Work to complete: Every record, apart from its pictures, should be repeated exactly.

Extracted entries Block Start

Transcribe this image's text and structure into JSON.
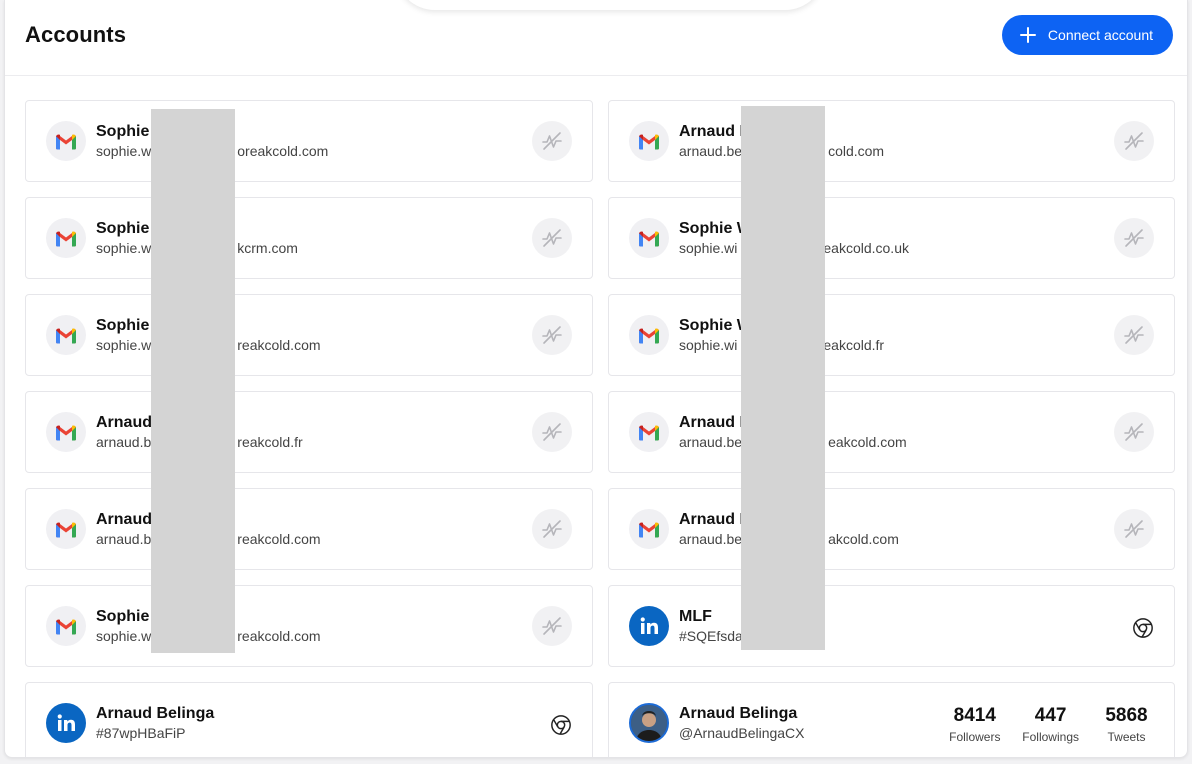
{
  "header": {
    "title": "Accounts",
    "connect_button_label": "Connect account"
  },
  "accent_color": "#0d63f3",
  "accounts": [
    {
      "type": "gmail",
      "name_visible": "Sophie",
      "email_prefix": "sophie.w",
      "email_suffix": "oreakcold.com",
      "status_icon": "activity-off-icon"
    },
    {
      "type": "gmail",
      "name_visible": "Arnaud B",
      "email_prefix": "arnaud.be",
      "email_suffix": "cold.com",
      "status_icon": "activity-off-icon"
    },
    {
      "type": "gmail",
      "name_visible": "Sophie",
      "email_prefix": "sophie.w",
      "email_suffix": "kcrm.com",
      "status_icon": "activity-off-icon"
    },
    {
      "type": "gmail",
      "name_visible": "Sophie W",
      "email_prefix": "sophie.wi",
      "email_suffix": "eakcold.co.uk",
      "status_icon": "activity-off-icon"
    },
    {
      "type": "gmail",
      "name_visible": "Sophie",
      "email_prefix": "sophie.w",
      "email_suffix": "reakcold.com",
      "status_icon": "activity-off-icon"
    },
    {
      "type": "gmail",
      "name_visible": "Sophie W",
      "email_prefix": "sophie.wi",
      "email_suffix": "eakcold.fr",
      "status_icon": "activity-off-icon"
    },
    {
      "type": "gmail",
      "name_visible": "Arnaud",
      "email_prefix": "arnaud.b",
      "email_suffix": "reakcold.fr",
      "status_icon": "activity-off-icon"
    },
    {
      "type": "gmail",
      "name_visible": "Arnaud B",
      "email_prefix": "arnaud.be",
      "email_suffix": "eakcold.com",
      "status_icon": "activity-off-icon"
    },
    {
      "type": "gmail",
      "name_visible": "Arnaud",
      "email_prefix": "arnaud.b",
      "email_suffix": "reakcold.com",
      "status_icon": "activity-off-icon"
    },
    {
      "type": "gmail",
      "name_visible": "Arnaud B",
      "email_prefix": "arnaud.be",
      "email_suffix": "akcold.com",
      "status_icon": "activity-off-icon"
    },
    {
      "type": "gmail",
      "name_visible": "Sophie",
      "email_prefix": "sophie.w",
      "email_suffix": "reakcold.com",
      "status_icon": "activity-off-icon"
    },
    {
      "type": "linkedin",
      "name_visible": "MLF",
      "email_prefix": "#SQEfsda",
      "email_suffix": "",
      "status_icon": "chrome-icon"
    },
    {
      "type": "linkedin",
      "name_visible": "Arnaud Belinga",
      "email_prefix": "#87wpHBaFiP",
      "email_suffix": "",
      "status_icon": "chrome-icon"
    },
    {
      "type": "twitter",
      "name_visible": "Arnaud Belinga",
      "email_prefix": "@ArnaudBelingaCX",
      "email_suffix": "",
      "stats": [
        {
          "value": "8414",
          "label": "Followers"
        },
        {
          "value": "447",
          "label": "Followings"
        },
        {
          "value": "5868",
          "label": "Tweets"
        }
      ]
    }
  ]
}
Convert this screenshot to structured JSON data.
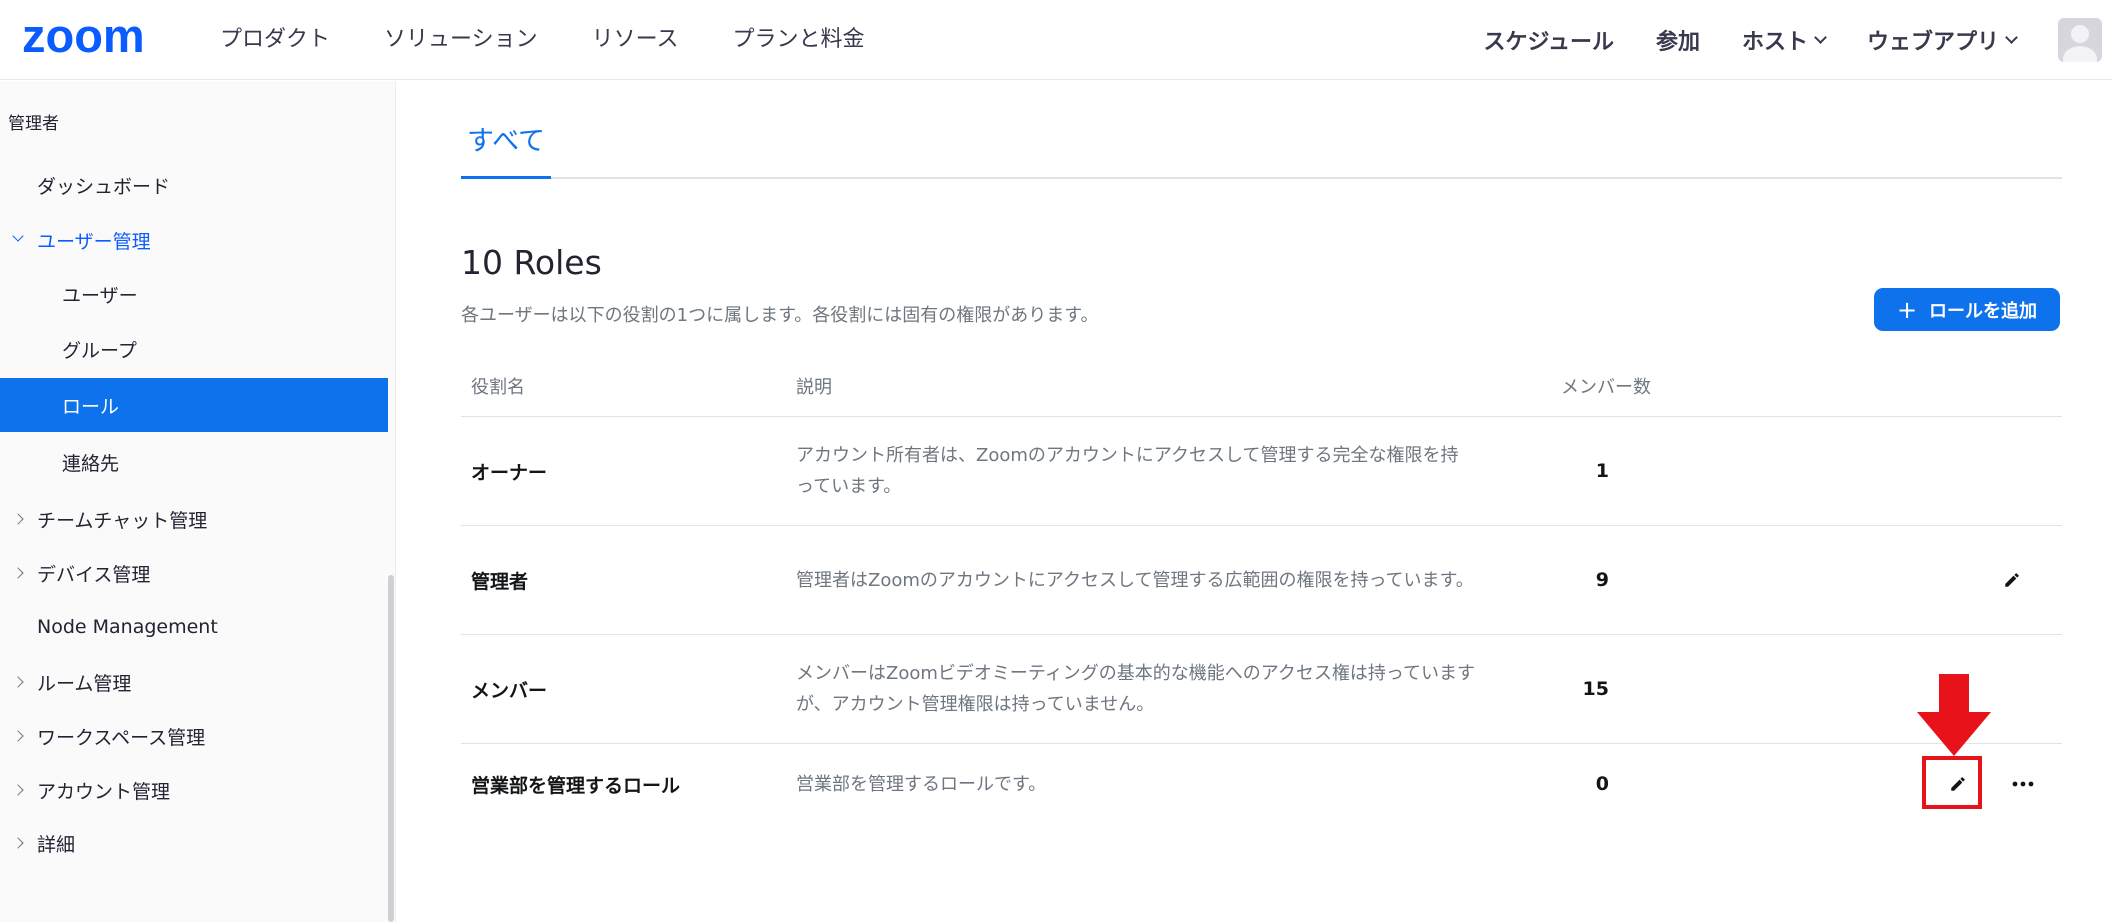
{
  "header": {
    "logo": "zoom",
    "nav_left": [
      "プロダクト",
      "ソリューション",
      "リソース",
      "プランと料金"
    ],
    "nav_right": [
      {
        "label": "スケジュール",
        "dropdown": false
      },
      {
        "label": "参加",
        "dropdown": false
      },
      {
        "label": "ホスト",
        "dropdown": true
      },
      {
        "label": "ウェブアプリ",
        "dropdown": true
      }
    ]
  },
  "sidebar": {
    "section_label": "管理者",
    "items": [
      {
        "label": "ダッシュボード"
      },
      {
        "label": "ユーザー管理",
        "expanded": true
      },
      {
        "label": "ユーザー"
      },
      {
        "label": "グループ"
      },
      {
        "label": "ロール",
        "active": true
      },
      {
        "label": "連絡先"
      },
      {
        "label": "チームチャット管理"
      },
      {
        "label": "デバイス管理"
      },
      {
        "label": "Node Management"
      },
      {
        "label": "ルーム管理"
      },
      {
        "label": "ワークスペース管理"
      },
      {
        "label": "アカウント管理"
      },
      {
        "label": "詳細"
      }
    ]
  },
  "main": {
    "tab": "すべて",
    "title": "10 Roles",
    "subtitle": "各ユーザーは以下の役割の1つに属します。各役割には固有の権限があります。",
    "add_button": "ロールを追加",
    "columns": {
      "name": "役割名",
      "description": "説明",
      "members": "メンバー数"
    },
    "rows": [
      {
        "name": "オーナー",
        "description": "アカウント所有者は、Zoomのアカウントにアクセスして管理する完全な権限を持っています。",
        "members": "1"
      },
      {
        "name": "管理者",
        "description": "管理者はZoomのアカウントにアクセスして管理する広範囲の権限を持っています。",
        "members": "9"
      },
      {
        "name": "メンバー",
        "description": "メンバーはZoomビデオミーティングの基本的な機能へのアクセス権は持っていますが、アカウント管理権限は持っていません。",
        "members": "15"
      },
      {
        "name": "営業部を管理するロール",
        "description": "営業部を管理するロールです。",
        "members": "0"
      }
    ]
  },
  "colors": {
    "brand": "#0b5cff",
    "accent": "#0e72ed",
    "annotation": "#e8131a"
  }
}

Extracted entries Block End

Answer to this task:
Transcribe this image's text and structure into JSON.
{
  "header": {
    "title": "Accounts",
    "connect_button_label": "Connect account"
  },
  "accent_color": "#0d63f3",
  "accounts": [
    {
      "type": "gmail",
      "name_visible": "Sophie",
      "email_prefix": "sophie.w",
      "email_suffix": "oreakcold.com",
      "status_icon": "activity-off-icon"
    },
    {
      "type": "gmail",
      "name_visible": "Arnaud B",
      "email_prefix": "arnaud.be",
      "email_suffix": "cold.com",
      "status_icon": "activity-off-icon"
    },
    {
      "type": "gmail",
      "name_visible": "Sophie",
      "email_prefix": "sophie.w",
      "email_suffix": "kcrm.com",
      "status_icon": "activity-off-icon"
    },
    {
      "type": "gmail",
      "name_visible": "Sophie W",
      "email_prefix": "sophie.wi",
      "email_suffix": "eakcold.co.uk",
      "status_icon": "activity-off-icon"
    },
    {
      "type": "gmail",
      "name_visible": "Sophie",
      "email_prefix": "sophie.w",
      "email_suffix": "reakcold.com",
      "status_icon": "activity-off-icon"
    },
    {
      "type": "gmail",
      "name_visible": "Sophie W",
      "email_prefix": "sophie.wi",
      "email_suffix": "eakcold.fr",
      "status_icon": "activity-off-icon"
    },
    {
      "type": "gmail",
      "name_visible": "Arnaud",
      "email_prefix": "arnaud.b",
      "email_suffix": "reakcold.fr",
      "status_icon": "activity-off-icon"
    },
    {
      "type": "gmail",
      "name_visible": "Arnaud B",
      "email_prefix": "arnaud.be",
      "email_suffix": "eakcold.com",
      "status_icon": "activity-off-icon"
    },
    {
      "type": "gmail",
      "name_visible": "Arnaud",
      "email_prefix": "arnaud.b",
      "email_suffix": "reakcold.com",
      "status_icon": "activity-off-icon"
    },
    {
      "type": "gmail",
      "name_visible": "Arnaud B",
      "email_prefix": "arnaud.be",
      "email_suffix": "akcold.com",
      "status_icon": "activity-off-icon"
    },
    {
      "type": "gmail",
      "name_visible": "Sophie",
      "email_prefix": "sophie.w",
      "email_suffix": "reakcold.com",
      "status_icon": "activity-off-icon"
    },
    {
      "type": "linkedin",
      "name_visible": "MLF",
      "email_prefix": "#SQEfsda",
      "email_suffix": "",
      "status_icon": "chrome-icon"
    },
    {
      "type": "linkedin",
      "name_visible": "Arnaud Belinga",
      "email_prefix": "#87wpHBaFiP",
      "email_suffix": "",
      "status_icon": "chrome-icon"
    },
    {
      "type": "twitter",
      "name_visible": "Arnaud Belinga",
      "email_prefix": "@ArnaudBelingaCX",
      "email_suffix": "",
      "stats": [
        {
          "value": "8414",
          "label": "Followers"
        },
        {
          "value": "447",
          "label": "Followings"
        },
        {
          "value": "5868",
          "label": "Tweets"
        }
      ]
    }
  ]
}
Convert this screenshot to structured JSON data.
{
  "header": {
    "logo": "zoom",
    "nav_left": [
      "プロダクト",
      "ソリューション",
      "リソース",
      "プランと料金"
    ],
    "nav_right": [
      {
        "label": "スケジュール",
        "dropdown": false
      },
      {
        "label": "参加",
        "dropdown": false
      },
      {
        "label": "ホスト",
        "dropdown": true
      },
      {
        "label": "ウェブアプリ",
        "dropdown": true
      }
    ]
  },
  "sidebar": {
    "section_label": "管理者",
    "items": [
      {
        "label": "ダッシュボード"
      },
      {
        "label": "ユーザー管理",
        "expanded": true
      },
      {
        "label": "ユーザー"
      },
      {
        "label": "グループ"
      },
      {
        "label": "ロール",
        "active": true
      },
      {
        "label": "連絡先"
      },
      {
        "label": "チームチャット管理"
      },
      {
        "label": "デバイス管理"
      },
      {
        "label": "Node Management"
      },
      {
        "label": "ルーム管理"
      },
      {
        "label": "ワークスペース管理"
      },
      {
        "label": "アカウント管理"
      },
      {
        "label": "詳細"
      }
    ]
  },
  "main": {
    "tab": "すべて",
    "title": "10 Roles",
    "subtitle": "各ユーザーは以下の役割の1つに属します。各役割には固有の権限があります。",
    "add_button": "ロールを追加",
    "columns": {
      "name": "役割名",
      "description": "説明",
      "members": "メンバー数"
    },
    "rows": [
      {
        "name": "オーナー",
        "description": "アカウント所有者は、Zoomのアカウントにアクセスして管理する完全な権限を持っています。",
        "members": "1"
      },
      {
        "name": "管理者",
        "description": "管理者はZoomのアカウントにアクセスして管理する広範囲の権限を持っています。",
        "members": "9"
      },
      {
        "name": "メンバー",
        "description": "メンバーはZoomビデオミーティングの基本的な機能へのアクセス権は持っていますが、アカウント管理権限は持っていません。",
        "members": "15"
      },
      {
        "name": "営業部を管理するロール",
        "description": "営業部を管理するロールです。",
        "members": "0"
      }
    ]
  },
  "colors": {
    "brand": "#0b5cff",
    "accent": "#0e72ed",
    "annotation": "#e8131a"
  }
}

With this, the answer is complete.